■ **Task description**:
All of the records below are to be copied exactly.

Dataset Start Marker

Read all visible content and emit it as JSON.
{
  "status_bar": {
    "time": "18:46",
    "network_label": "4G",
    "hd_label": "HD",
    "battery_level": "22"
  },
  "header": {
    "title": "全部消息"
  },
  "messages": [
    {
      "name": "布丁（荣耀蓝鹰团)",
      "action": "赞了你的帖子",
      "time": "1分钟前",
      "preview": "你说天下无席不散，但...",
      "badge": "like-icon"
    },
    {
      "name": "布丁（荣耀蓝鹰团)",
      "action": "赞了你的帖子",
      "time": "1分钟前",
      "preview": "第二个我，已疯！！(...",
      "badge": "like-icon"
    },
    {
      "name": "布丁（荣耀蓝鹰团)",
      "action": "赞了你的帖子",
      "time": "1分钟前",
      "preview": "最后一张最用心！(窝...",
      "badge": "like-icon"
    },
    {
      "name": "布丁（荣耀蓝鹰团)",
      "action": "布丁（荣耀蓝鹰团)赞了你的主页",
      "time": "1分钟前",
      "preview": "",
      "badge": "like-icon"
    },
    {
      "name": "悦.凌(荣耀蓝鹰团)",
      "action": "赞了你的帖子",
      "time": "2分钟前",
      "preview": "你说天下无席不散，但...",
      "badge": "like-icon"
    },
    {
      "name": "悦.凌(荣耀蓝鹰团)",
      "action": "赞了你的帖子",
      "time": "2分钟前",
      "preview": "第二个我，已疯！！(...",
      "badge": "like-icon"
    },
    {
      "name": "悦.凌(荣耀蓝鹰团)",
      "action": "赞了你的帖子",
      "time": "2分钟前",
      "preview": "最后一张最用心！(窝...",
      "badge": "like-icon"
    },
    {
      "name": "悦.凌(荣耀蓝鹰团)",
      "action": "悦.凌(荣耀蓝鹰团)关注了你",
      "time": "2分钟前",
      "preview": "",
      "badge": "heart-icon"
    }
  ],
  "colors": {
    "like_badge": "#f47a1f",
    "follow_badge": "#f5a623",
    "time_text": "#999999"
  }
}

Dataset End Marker

■ **Task response**:
Read all visible content and emit it as JSON.
{
  "status_bar": {
    "time": "18:46",
    "network_label": "4G",
    "hd_label": "HD",
    "battery_level": "22"
  },
  "header": {
    "title": "全部消息"
  },
  "messages": [
    {
      "name": "布丁（荣耀蓝鹰团)",
      "action": "赞了你的帖子",
      "time": "1分钟前",
      "preview": "你说天下无席不散，但...",
      "badge": "like-icon"
    },
    {
      "name": "布丁（荣耀蓝鹰团)",
      "action": "赞了你的帖子",
      "time": "1分钟前",
      "preview": "第二个我，已疯！！(...",
      "badge": "like-icon"
    },
    {
      "name": "布丁（荣耀蓝鹰团)",
      "action": "赞了你的帖子",
      "time": "1分钟前",
      "preview": "最后一张最用心！(窝...",
      "badge": "like-icon"
    },
    {
      "name": "布丁（荣耀蓝鹰团)",
      "action": "布丁（荣耀蓝鹰团)赞了你的主页",
      "time": "1分钟前",
      "preview": "",
      "badge": "like-icon"
    },
    {
      "name": "悦.凌(荣耀蓝鹰团)",
      "action": "赞了你的帖子",
      "time": "2分钟前",
      "preview": "你说天下无席不散，但...",
      "badge": "like-icon"
    },
    {
      "name": "悦.凌(荣耀蓝鹰团)",
      "action": "赞了你的帖子",
      "time": "2分钟前",
      "preview": "第二个我，已疯！！(...",
      "badge": "like-icon"
    },
    {
      "name": "悦.凌(荣耀蓝鹰团)",
      "action": "赞了你的帖子",
      "time": "2分钟前",
      "preview": "最后一张最用心！(窝...",
      "badge": "like-icon"
    },
    {
      "name": "悦.凌(荣耀蓝鹰团)",
      "action": "悦.凌(荣耀蓝鹰团)关注了你",
      "time": "2分钟前",
      "preview": "",
      "badge": "heart-icon"
    }
  ],
  "colors": {
    "like_badge": "#f47a1f",
    "follow_badge": "#f5a623",
    "time_text": "#999999"
  }
}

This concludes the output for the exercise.